Since a 10-week lockdown began being lifted week-by-week starting May 4 and allowing tourists into the country starting in July, a second wave of Coronavirus has resurged, seeing cases and deaths soar in August, continuing into September.
The discussion was proposed by the center-left Movement for Change (KINAL) leader Fofi Gennimata, which is politically irrelevant but it has set the stage for what's expected to be head butting between the government and SYRIZA.
Prime Minister Kyriakos Mitsotakis, after being a hard liner on closing non-essential businesses and following the advice of a panel of doctors and scientists in imposing health protocols, has taken a more lenient approach in allowing tourists in a bid to get the economy going again.

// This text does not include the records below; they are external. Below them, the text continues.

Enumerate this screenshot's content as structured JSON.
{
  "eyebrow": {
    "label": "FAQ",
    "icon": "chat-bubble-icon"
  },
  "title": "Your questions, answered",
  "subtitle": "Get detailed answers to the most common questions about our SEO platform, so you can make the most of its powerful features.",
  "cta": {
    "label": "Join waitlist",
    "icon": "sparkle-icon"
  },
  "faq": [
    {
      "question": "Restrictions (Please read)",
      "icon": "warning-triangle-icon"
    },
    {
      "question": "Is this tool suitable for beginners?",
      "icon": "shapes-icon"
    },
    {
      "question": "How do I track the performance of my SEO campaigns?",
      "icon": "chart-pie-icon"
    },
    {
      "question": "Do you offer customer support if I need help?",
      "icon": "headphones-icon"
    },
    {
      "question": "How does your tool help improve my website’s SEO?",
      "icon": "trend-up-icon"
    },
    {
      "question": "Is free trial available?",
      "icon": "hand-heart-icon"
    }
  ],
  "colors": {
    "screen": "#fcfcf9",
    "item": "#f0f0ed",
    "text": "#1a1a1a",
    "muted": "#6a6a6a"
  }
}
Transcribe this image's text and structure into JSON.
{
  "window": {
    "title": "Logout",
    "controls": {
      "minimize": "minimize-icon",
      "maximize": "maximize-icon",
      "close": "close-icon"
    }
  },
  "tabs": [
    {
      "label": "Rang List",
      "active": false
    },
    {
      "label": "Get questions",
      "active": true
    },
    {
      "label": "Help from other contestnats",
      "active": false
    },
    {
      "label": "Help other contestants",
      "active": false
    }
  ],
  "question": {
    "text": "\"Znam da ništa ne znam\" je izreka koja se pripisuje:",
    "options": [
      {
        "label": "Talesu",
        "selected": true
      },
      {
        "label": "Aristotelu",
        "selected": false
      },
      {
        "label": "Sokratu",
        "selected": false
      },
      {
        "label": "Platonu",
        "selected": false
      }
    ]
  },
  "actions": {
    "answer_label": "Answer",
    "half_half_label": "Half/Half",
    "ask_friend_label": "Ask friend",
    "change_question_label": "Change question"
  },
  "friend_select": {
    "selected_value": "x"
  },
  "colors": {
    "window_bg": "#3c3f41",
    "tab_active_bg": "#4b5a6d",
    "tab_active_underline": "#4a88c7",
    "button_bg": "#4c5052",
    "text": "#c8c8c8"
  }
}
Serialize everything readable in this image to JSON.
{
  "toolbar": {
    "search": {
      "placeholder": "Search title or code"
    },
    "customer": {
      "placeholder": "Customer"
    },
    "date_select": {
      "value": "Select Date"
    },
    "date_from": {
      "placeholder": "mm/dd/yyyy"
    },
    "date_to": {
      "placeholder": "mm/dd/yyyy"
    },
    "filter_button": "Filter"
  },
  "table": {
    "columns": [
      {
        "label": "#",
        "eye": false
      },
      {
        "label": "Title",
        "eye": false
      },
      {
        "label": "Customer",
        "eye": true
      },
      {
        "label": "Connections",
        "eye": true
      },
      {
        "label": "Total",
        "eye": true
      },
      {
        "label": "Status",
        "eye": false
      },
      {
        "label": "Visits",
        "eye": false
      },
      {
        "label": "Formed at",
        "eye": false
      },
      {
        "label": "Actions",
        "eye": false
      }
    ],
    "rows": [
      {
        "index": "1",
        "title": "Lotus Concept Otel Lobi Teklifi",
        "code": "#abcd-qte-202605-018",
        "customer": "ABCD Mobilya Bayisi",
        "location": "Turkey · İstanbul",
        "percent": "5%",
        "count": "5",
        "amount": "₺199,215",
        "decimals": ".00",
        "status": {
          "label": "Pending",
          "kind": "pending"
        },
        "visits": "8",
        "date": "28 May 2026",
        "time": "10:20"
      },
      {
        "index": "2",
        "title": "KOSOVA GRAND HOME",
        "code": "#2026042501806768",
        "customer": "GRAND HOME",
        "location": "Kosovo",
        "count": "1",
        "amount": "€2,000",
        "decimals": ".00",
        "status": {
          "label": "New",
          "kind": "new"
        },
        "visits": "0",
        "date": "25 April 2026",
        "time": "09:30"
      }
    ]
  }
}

Foreign visitors have been responsible for only about 10 percent of the new cases, the rest brought almost exclusively by people ignoring or defying requirements to wear masks and keep a safe social distance of at least 1.5 meters (4.92 feet) apart from each other.
There have been scores of thousands of inspections but few reports of businesses being heavily fined or closed, even on the notorious island of Mykonos where wild parties made it a hot spot for COVID-19.
Geneticist Emmanouil Dermitzakis from the University of Geneva told Kathimerini that the situation in Greece is “stable but critical,” and that the number of daily cases has stabilized at around 200 following a sharp increase in early August “which had worried us.”
The biggest obstacle, he said, is to break the chain of infection between young people and older citizens who are at greater risk, many young saying they can't catch the virus because it's a disease of the old.
The government is also anxious about the reopening of schools on Sept. 14 as all
students and teachers will be required to mask up and desks pushed further apart to keep students from getting too close to each other.
The government said if there are cases in schools that only certain areas would be segregated but that closing them is still on the table if the outbreak is severe enough for that.